Let's start with the basic test bench. Der8auer was using the standard EPYC server setup along with some quirky modifications. The PSU was upgraded to a high quality Seasonic platinum variant and the cooling solution in question was a water chiller (ahem ahem) that should be able to tackle just about any level of TDP. The server motherboards are equipped with 8-channel DIMM slots and Crucial supplied him with 2400 MHz memory (dual rank).
The major bottleneck in the overclocking equation here is the power circuitry of the motherboard, which was not designed to handle any kind of overclocking and will have overcurrent and power limitations built in. The motherboard had a 6-phase design which while not exactly ideal for an OC solution wasn't too bad either. To start off with, he equipped the motherboard only with 4 DIMMs to simulate the Threadripper 2 platform (EPYC has octa channel ram, Threadripper only supports quad) and fired up the first Cinebench:
Unfortunately, the memory bottleneck of the server-grade RAM and the fact that the platform is designed for octa channel RAM is very clear here and showed up in a somewhat lacking score of 3867 points. This is less than what the real Threadripper 2990X should score considering the memory optimizations that will go into the platform - not to mention gaming grade RAM that is clocked much higher with tighter latency.

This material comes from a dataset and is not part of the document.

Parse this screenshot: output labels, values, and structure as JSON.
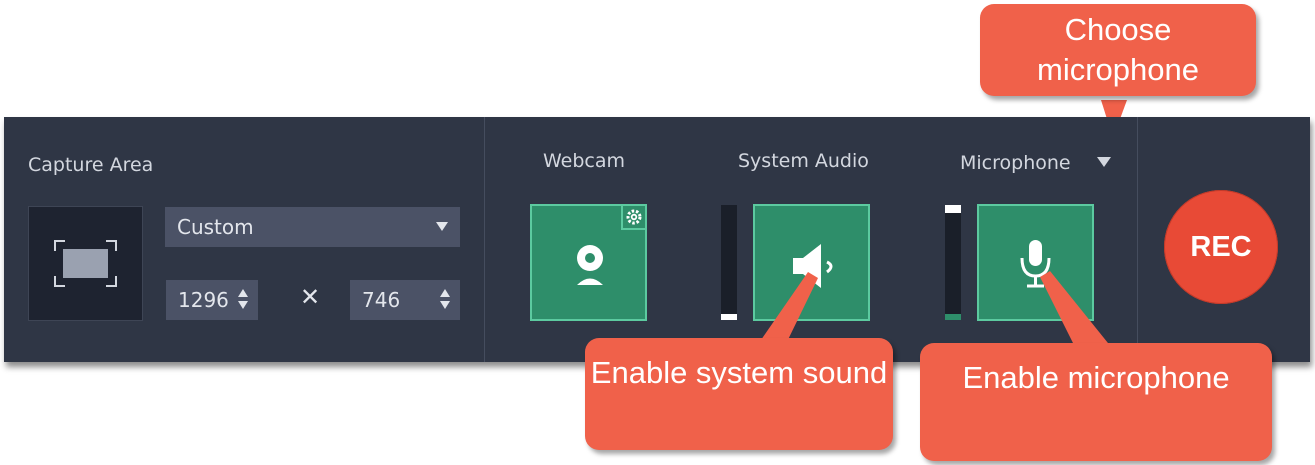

Plugging in all 8 DIMMs into the motherboard yields a much more appetizing and HEDT-esque result. The simulated Threadripper 2990X scores 5224 points in Cinebench which is a great score for a 32-core considering how whimsical core scaling is in these things. Since this benchmark is very memory dependent, it remains to be seen whether the real Threadripper 2990x, which does not have access to 8 channels of memory, can match this score by using higher speed RAM at the same clocks.
Der8auer also ran some overclocked benchmarks at 3.8GHz, showcasing the score scaling that AMD's MCM constructs can pull off and arrived at an excellent score of 5863 points. Just a 100 or so points shy of topping the 6000 point mark. Considering he was running into power issues around this time, it is clear that had he managed to touch the 4.0 GHz mark, 6000 points was definitely on the table. This also lends credence to the leak we saw earlier on.
TimeSpy is one of the few synthetics which can utilize 32 threads (that is still only half the available bandwidth of the Threadripper 2990X) and scored 7237 in the extreme preset. This is something that will drastically improve once the benchmark is upgraded to support all 64 threads.
Of course there are a few caveats with this method, the most obvious being the memory structure differences. While higher speed RAM can compensate to some extent for half the channel, it cannot do so entirely. That said, we also expect the Threadripper 2990x to achieve slightly higher OC speeds due to far better and more robust motherboard quality. All in all, I expect a decently clocked Threadripper 2990X to score somewhere around 5500-6000 points with high speed RAM populating all channels. This is still a pretty extreme score and should offer high value for professionals on a budget - especially in the rendering and video industry.
Oh and you can take a lookie at the complete overclocking and testing run over here: